PROBLEM
From the records below, please return each line that holds the word "shortcut".

SUPPLIED ENTRIES
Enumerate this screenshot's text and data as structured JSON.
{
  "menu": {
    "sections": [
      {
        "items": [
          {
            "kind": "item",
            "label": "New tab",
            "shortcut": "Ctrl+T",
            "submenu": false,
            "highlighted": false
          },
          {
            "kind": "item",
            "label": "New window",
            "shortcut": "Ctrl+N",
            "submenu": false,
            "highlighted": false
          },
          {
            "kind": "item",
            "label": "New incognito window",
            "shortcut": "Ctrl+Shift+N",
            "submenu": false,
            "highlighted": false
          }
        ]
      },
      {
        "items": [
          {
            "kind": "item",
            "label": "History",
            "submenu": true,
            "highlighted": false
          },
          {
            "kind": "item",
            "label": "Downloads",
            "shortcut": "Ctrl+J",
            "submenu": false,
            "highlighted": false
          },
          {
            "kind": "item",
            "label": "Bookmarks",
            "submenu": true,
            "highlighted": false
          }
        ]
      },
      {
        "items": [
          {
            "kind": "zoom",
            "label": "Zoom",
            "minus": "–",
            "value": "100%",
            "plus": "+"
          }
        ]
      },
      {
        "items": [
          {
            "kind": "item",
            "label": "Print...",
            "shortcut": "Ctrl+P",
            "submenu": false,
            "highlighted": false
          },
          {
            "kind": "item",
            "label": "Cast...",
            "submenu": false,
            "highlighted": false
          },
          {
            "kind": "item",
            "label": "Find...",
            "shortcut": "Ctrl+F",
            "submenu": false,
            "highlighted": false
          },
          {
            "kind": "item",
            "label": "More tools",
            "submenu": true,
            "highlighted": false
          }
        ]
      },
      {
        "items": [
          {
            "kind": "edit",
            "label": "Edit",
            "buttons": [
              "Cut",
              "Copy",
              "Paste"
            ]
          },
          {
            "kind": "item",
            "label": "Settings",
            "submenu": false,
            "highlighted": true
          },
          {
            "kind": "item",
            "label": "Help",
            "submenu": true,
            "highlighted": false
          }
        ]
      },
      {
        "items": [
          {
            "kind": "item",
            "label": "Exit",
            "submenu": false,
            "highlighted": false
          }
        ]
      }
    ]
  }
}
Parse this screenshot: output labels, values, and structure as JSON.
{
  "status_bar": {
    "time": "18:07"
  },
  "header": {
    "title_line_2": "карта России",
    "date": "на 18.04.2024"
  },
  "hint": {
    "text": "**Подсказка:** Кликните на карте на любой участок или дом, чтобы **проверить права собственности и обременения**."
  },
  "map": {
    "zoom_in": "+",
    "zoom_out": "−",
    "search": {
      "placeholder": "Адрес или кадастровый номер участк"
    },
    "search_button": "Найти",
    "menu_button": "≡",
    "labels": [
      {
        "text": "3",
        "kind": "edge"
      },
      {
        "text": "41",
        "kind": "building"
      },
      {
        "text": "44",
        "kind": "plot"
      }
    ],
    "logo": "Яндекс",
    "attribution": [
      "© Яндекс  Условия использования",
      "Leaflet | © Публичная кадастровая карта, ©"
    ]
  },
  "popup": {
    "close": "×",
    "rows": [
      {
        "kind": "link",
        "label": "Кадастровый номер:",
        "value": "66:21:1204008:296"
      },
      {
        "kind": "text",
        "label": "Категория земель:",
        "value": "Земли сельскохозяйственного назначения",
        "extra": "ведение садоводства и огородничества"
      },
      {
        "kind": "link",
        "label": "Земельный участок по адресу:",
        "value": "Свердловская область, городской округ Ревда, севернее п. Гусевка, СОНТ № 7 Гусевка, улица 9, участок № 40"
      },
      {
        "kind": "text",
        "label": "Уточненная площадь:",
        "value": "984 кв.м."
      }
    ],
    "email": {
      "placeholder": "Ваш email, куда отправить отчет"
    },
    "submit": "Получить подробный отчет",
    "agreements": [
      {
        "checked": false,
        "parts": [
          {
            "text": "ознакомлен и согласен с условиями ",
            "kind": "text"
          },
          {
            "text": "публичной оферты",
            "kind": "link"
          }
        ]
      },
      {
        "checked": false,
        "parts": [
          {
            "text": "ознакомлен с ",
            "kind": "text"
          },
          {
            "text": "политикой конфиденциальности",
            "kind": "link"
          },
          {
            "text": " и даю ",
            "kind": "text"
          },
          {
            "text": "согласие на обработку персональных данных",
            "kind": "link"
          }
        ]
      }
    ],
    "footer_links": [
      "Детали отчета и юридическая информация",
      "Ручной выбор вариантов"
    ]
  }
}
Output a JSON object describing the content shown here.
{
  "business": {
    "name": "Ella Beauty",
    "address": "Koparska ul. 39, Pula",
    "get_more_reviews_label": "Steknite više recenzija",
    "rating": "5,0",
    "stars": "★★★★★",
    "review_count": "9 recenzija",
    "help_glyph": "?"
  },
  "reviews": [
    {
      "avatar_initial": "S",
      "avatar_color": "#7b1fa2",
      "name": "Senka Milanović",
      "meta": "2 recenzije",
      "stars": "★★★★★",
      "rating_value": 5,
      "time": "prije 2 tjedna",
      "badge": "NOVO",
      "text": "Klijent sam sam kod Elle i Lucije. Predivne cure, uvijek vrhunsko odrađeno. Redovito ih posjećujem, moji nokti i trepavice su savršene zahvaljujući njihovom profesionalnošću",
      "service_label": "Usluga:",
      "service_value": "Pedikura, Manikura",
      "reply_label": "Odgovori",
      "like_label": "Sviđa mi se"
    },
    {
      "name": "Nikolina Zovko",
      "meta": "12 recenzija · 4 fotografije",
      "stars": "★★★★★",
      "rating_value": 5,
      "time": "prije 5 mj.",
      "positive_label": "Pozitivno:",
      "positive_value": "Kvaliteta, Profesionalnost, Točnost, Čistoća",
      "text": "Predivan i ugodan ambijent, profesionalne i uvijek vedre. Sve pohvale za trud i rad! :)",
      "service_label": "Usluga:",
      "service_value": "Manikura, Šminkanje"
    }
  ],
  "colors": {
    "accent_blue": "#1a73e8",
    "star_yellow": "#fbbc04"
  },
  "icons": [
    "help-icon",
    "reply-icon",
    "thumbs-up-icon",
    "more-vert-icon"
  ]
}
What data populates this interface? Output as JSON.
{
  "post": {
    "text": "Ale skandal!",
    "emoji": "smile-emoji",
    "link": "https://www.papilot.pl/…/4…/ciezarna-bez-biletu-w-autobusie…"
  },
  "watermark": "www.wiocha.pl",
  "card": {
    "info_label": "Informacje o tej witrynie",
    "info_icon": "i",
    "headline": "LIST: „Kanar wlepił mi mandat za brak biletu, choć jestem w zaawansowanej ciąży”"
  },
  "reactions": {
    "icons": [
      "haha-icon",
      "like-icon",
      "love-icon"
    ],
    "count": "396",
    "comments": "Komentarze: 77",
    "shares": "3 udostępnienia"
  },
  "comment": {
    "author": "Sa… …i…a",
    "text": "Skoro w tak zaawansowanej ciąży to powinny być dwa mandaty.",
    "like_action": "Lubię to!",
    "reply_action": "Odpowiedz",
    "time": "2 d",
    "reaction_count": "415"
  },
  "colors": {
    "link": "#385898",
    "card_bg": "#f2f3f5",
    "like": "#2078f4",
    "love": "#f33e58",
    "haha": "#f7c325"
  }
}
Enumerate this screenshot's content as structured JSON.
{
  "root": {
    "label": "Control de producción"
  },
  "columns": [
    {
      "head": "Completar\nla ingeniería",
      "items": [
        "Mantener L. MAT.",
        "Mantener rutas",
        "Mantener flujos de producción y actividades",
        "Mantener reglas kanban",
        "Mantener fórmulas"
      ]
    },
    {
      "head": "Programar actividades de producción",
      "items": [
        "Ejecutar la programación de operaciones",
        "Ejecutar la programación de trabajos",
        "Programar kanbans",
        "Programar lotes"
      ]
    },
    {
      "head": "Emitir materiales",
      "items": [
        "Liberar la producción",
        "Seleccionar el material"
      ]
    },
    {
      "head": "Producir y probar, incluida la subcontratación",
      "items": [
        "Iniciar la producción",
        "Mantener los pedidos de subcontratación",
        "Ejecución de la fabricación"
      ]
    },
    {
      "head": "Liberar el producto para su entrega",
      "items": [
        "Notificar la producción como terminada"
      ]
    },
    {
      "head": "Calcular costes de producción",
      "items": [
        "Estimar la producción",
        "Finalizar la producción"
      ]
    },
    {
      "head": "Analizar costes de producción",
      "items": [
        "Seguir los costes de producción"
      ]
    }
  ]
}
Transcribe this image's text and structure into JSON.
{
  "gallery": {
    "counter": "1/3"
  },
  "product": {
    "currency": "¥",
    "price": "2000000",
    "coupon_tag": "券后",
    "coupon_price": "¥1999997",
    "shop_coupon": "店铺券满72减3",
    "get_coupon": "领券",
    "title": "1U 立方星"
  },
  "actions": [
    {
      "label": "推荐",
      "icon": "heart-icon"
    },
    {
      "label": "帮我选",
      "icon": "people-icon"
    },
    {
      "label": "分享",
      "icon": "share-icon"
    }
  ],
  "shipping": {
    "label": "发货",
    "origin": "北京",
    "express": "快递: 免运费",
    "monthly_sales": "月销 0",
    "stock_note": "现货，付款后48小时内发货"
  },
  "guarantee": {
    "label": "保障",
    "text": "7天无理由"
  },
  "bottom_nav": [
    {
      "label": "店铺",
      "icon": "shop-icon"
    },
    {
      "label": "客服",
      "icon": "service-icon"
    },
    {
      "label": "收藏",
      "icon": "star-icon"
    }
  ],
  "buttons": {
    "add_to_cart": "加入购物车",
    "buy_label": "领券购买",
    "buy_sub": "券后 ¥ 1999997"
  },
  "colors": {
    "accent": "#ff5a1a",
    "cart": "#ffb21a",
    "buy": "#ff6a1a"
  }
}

RESPONSE TO THE TASK
            "shortcut": "Ctrl+T",
            "shortcut": "Ctrl+N",
            "shortcut": "Ctrl+Shift+N",
            "shortcut": "Ctrl+J",
            "shortcut": "Ctrl+P",
            "shortcut": "Ctrl+F",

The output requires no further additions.